(Beginning of Data supplied)

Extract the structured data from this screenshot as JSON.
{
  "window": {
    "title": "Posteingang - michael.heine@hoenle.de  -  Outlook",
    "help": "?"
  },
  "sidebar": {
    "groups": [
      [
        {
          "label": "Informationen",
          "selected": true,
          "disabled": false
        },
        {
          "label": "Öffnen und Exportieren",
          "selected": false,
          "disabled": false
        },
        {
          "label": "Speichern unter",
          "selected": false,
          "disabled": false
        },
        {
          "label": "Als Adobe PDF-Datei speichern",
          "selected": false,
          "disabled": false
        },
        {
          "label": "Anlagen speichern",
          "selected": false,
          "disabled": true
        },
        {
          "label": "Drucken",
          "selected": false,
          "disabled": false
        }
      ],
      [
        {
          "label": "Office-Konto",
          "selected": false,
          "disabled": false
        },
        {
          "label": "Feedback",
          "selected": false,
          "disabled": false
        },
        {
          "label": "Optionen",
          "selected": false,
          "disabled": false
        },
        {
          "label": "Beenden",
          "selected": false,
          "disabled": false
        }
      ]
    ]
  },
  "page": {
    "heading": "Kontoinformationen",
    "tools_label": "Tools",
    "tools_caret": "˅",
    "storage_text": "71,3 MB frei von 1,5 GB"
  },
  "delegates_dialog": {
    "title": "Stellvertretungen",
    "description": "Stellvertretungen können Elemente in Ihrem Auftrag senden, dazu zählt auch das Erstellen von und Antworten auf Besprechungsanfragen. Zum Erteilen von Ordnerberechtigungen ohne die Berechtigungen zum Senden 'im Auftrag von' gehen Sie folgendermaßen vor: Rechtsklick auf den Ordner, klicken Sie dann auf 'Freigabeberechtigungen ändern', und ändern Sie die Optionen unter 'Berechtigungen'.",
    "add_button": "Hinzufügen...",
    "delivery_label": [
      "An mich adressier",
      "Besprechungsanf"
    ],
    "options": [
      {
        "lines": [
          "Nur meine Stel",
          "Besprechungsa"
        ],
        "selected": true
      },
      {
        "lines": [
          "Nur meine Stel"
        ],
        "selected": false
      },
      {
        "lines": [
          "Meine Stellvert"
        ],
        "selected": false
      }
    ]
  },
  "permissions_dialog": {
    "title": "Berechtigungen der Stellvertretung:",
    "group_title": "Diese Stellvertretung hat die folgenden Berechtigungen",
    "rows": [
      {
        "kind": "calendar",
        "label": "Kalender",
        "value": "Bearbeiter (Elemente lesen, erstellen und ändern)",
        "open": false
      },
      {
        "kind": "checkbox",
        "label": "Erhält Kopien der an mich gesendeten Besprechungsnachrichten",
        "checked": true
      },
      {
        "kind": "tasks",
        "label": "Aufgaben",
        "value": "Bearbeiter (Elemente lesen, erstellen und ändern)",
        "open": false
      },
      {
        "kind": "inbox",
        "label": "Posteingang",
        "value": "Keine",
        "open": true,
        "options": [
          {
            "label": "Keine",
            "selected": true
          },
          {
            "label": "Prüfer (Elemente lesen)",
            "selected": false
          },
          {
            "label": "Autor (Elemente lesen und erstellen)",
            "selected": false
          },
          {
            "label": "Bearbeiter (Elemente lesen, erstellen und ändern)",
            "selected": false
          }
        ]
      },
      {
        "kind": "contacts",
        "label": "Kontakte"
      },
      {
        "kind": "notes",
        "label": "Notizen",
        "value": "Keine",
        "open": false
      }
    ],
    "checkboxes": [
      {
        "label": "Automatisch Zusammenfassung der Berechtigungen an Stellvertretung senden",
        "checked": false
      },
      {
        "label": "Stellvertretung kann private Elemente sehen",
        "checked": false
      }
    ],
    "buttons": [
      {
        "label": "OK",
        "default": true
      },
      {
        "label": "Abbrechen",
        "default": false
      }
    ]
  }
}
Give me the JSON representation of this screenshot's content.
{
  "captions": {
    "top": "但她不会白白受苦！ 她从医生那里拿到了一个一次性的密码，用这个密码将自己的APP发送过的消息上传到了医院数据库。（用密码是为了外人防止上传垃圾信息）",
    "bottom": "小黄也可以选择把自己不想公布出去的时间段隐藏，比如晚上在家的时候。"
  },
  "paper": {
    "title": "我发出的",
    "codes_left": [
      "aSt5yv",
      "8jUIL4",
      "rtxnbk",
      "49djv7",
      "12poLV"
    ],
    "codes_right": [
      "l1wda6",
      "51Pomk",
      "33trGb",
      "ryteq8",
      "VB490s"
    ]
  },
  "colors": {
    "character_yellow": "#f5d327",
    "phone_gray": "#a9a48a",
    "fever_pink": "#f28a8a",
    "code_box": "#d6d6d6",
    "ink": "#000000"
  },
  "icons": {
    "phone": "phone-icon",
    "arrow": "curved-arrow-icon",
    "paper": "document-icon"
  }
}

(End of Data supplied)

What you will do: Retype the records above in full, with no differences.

Answer below:
Extract the structured data from this screenshot as JSON.
{
  "window": {
    "title": "Posteingang - michael.heine@hoenle.de  -  Outlook",
    "help": "?"
  },
  "sidebar": {
    "groups": [
      [
        {
          "label": "Informationen",
          "selected": true,
          "disabled": false
        },
        {
          "label": "Öffnen und Exportieren",
          "selected": false,
          "disabled": false
        },
        {
          "label": "Speichern unter",
          "selected": false,
          "disabled": false
        },
        {
          "label": "Als Adobe PDF-Datei speichern",
          "selected": false,
          "disabled": false
        },
        {
          "label": "Anlagen speichern",
          "selected": false,
          "disabled": true
        },
        {
          "label": "Drucken",
          "selected": false,
          "disabled": false
        }
      ],
      [
        {
          "label": "Office-Konto",
          "selected": false,
          "disabled": false
        },
        {
          "label": "Feedback",
          "selected": false,
          "disabled": false
        },
        {
          "label": "Optionen",
          "selected": false,
          "disabled": false
        },
        {
          "label": "Beenden",
          "selected": false,
          "disabled": false
        }
      ]
    ]
  },
  "page": {
    "heading": "Kontoinformationen",
    "tools_label": "Tools",
    "tools_caret": "˅",
    "storage_text": "71,3 MB frei von 1,5 GB"
  },
  "delegates_dialog": {
    "title": "Stellvertretungen",
    "description": "Stellvertretungen können Elemente in Ihrem Auftrag senden, dazu zählt auch das Erstellen von und Antworten auf Besprechungsanfragen. Zum Erteilen von Ordnerberechtigungen ohne die Berechtigungen zum Senden 'im Auftrag von' gehen Sie folgendermaßen vor: Rechtsklick auf den Ordner, klicken Sie dann auf 'Freigabeberechtigungen ändern', und ändern Sie die Optionen unter 'Berechtigungen'.",
    "add_button": "Hinzufügen...",
    "delivery_label": [
      "An mich adressier",
      "Besprechungsanf"
    ],
    "options": [
      {
        "lines": [
          "Nur meine Stel",
          "Besprechungsa"
        ],
        "selected": true
      },
      {
        "lines": [
          "Nur meine Stel"
        ],
        "selected": false
      },
      {
        "lines": [
          "Meine Stellvert"
        ],
        "selected": false
      }
    ]
  },
  "permissions_dialog": {
    "title": "Berechtigungen der Stellvertretung:",
    "group_title": "Diese Stellvertretung hat die folgenden Berechtigungen",
    "rows": [
      {
        "kind": "calendar",
        "label": "Kalender",
        "value": "Bearbeiter (Elemente lesen, erstellen und ändern)",
        "open": false
      },
      {
        "kind": "checkbox",
        "label": "Erhält Kopien der an mich gesendeten Besprechungsnachrichten",
        "checked": true
      },
      {
        "kind": "tasks",
        "label": "Aufgaben",
        "value": "Bearbeiter (Elemente lesen, erstellen und ändern)",
        "open": false
      },
      {
        "kind": "inbox",
        "label": "Posteingang",
        "value": "Keine",
        "open": true,
        "options": [
          {
            "label": "Keine",
            "selected": true
          },
          {
            "label": "Prüfer (Elemente lesen)",
            "selected": false
          },
          {
            "label": "Autor (Elemente lesen und erstellen)",
            "selected": false
          },
          {
            "label": "Bearbeiter (Elemente lesen, erstellen und ändern)",
            "selected": false
          }
        ]
      },
      {
        "kind": "contacts",
        "label": "Kontakte"
      },
      {
        "kind": "notes",
        "label": "Notizen",
        "value": "Keine",
        "open": false
      }
    ],
    "checkboxes": [
      {
        "label": "Automatisch Zusammenfassung der Berechtigungen an Stellvertretung senden",
        "checked": false
      },
      {
        "label": "Stellvertretung kann private Elemente sehen",
        "checked": false
      }
    ],
    "buttons": [
      {
        "label": "OK",
        "default": true
      },
      {
        "label": "Abbrechen",
        "default": false
      }
    ]
  }
}
Give me the JSON representation of this screenshot's content.
{
  "captions": {
    "top": "但她不会白白受苦！ 她从医生那里拿到了一个一次性的密码，用这个密码将自己的APP发送过的消息上传到了医院数据库。（用密码是为了外人防止上传垃圾信息）",
    "bottom": "小黄也可以选择把自己不想公布出去的时间段隐藏，比如晚上在家的时候。"
  },
  "paper": {
    "title": "我发出的",
    "codes_left": [
      "aSt5yv",
      "8jUIL4",
      "rtxnbk",
      "49djv7",
      "12poLV"
    ],
    "codes_right": [
      "l1wda6",
      "51Pomk",
      "33trGb",
      "ryteq8",
      "VB490s"
    ]
  },
  "colors": {
    "character_yellow": "#f5d327",
    "phone_gray": "#a9a48a",
    "fever_pink": "#f28a8a",
    "code_box": "#d6d6d6",
    "ink": "#000000"
  },
  "icons": {
    "phone": "phone-icon",
    "arrow": "curved-arrow-icon",
    "paper": "document-icon"
  }
}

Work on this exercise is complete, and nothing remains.